Evergrande Shares Suspended, Awaiting Statement on 'Inside Information'

Troubled Chinese real estate developer Evergrande suspended trading in Hong Kong on Monday.

In a filing to the Hong Kong stock exchange, Evergrande said trading in the company's shares was halted pending the release of "inside information." The company did not elaborate.

Evergrande, China's second largest property developer, has been struggling to avoid defaulting on more than $300 billion in total liabilities.

It has fueled fears of a possible collapse that could cascade through the Chinese economy and rattle world financial markets. Some analysts say it could be China's "Lehman moment," referring to when the U.S. investment bank Lehman Brothers went bust in 2008 and played a role in triggering the Great Recession.

The Evergrande headquarters
The Evergrande headquarters is seen in Shenzhen, southeastern China on September 14, 2021. Noel Celis/AFP via Getty Images

According to Reuters, Evergrande missed new coupon payments worth $255 million due last Tuesday, although both have a 30-day grace period.

"In light of the current liquidity status...there is no guarantee that the group will have sufficient funds to continue to perform its financial obligations," Evergrande said in a statement after it received a demand to pay creditors about $260 million last month.

The news prompted government officials in China's Guangdong province, where Evergrande is based, to meet with the company's chairman, Hui Ka Yan. After the meeting, the provincial government agreed to send a "working group" to the company to oversee risk management, strengthen internal controls and maintain normal operations.

Last week, Evergrande also dialled back plans to repay investors in its wealth management products. The company said each investor in its wealth management product could expect to receive $1,257 (8,000 yuan) per month as principal payment for three months irrespective of when the investment matures, Reuters reported.

Meanwhile, China's central bank, the People's Bank of China, has sought to reassure the market that financial risks from the company's debt crisis could be contained.

"Evergrande's problem was mainly caused by its own mismanagement and break-neck expansion," the Bank said last month.

But trust in the Bank's statements hangs on the its ultimate intentions, Scott Kennedy, trustee chair in Chinese business and economics at the Center for Strategic and International Studies (CSIS), told Newsweek in October.

"If it's about reasserting the role of the state, across the economic system. If they give that message, then it's entirely believable," he said.

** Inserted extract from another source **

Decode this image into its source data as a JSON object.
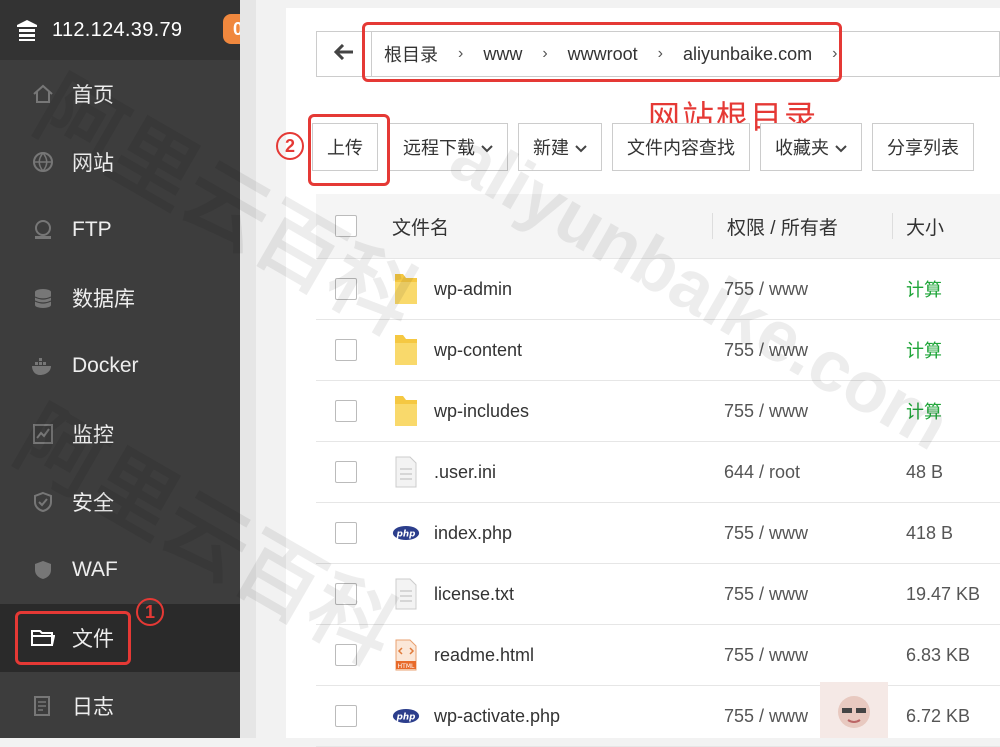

"If they're trying to provide reassurance that there can be a narrower range of assets that the state authorities guarantee, and that the market will take on a larger role for pricing risk and managing the complications from investments that go awry, I think that is that is a harder sell."